[Recorded data]
§ §

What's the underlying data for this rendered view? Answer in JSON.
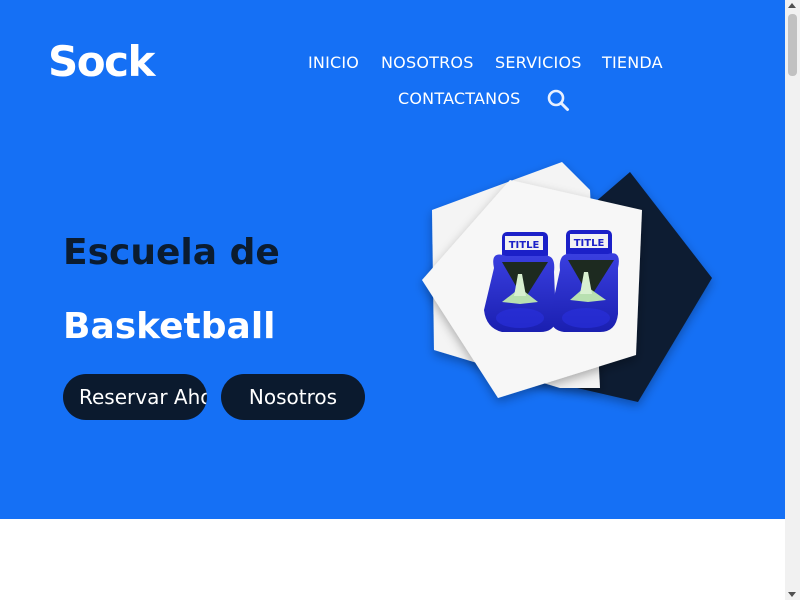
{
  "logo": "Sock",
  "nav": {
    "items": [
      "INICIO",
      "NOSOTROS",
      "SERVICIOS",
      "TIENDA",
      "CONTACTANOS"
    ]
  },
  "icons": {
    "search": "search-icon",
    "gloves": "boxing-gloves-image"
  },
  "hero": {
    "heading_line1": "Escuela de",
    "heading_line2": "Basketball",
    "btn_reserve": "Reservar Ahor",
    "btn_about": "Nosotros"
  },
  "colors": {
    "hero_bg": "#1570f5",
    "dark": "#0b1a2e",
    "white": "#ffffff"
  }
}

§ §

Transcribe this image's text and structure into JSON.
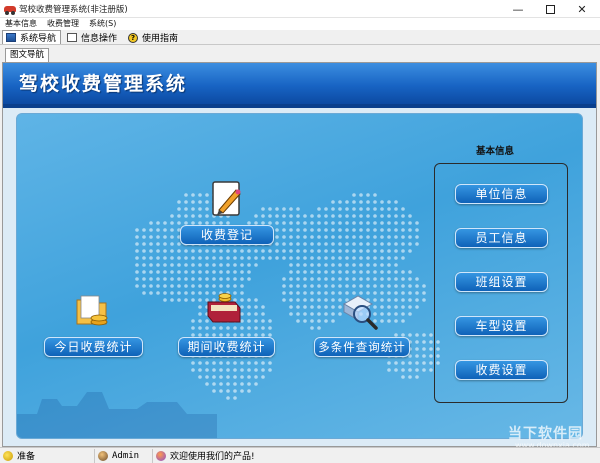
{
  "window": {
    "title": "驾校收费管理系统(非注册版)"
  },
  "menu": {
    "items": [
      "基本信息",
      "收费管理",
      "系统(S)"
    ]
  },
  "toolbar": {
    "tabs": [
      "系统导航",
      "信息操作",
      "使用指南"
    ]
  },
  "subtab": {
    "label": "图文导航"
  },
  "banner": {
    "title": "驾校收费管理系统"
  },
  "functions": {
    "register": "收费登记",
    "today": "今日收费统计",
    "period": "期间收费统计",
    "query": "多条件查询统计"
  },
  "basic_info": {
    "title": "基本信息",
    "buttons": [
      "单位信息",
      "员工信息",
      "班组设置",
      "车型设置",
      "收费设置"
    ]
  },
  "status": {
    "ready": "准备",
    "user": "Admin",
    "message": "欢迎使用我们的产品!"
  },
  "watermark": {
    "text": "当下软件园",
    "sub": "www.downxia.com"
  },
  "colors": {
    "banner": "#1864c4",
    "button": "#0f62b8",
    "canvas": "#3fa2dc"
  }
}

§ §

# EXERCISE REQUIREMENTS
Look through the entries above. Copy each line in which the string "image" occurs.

# OUTPUT OF THE EXERCISE
    "gloves": "boxing-gloves-image"
Transcribe this image's text and structure into JSON.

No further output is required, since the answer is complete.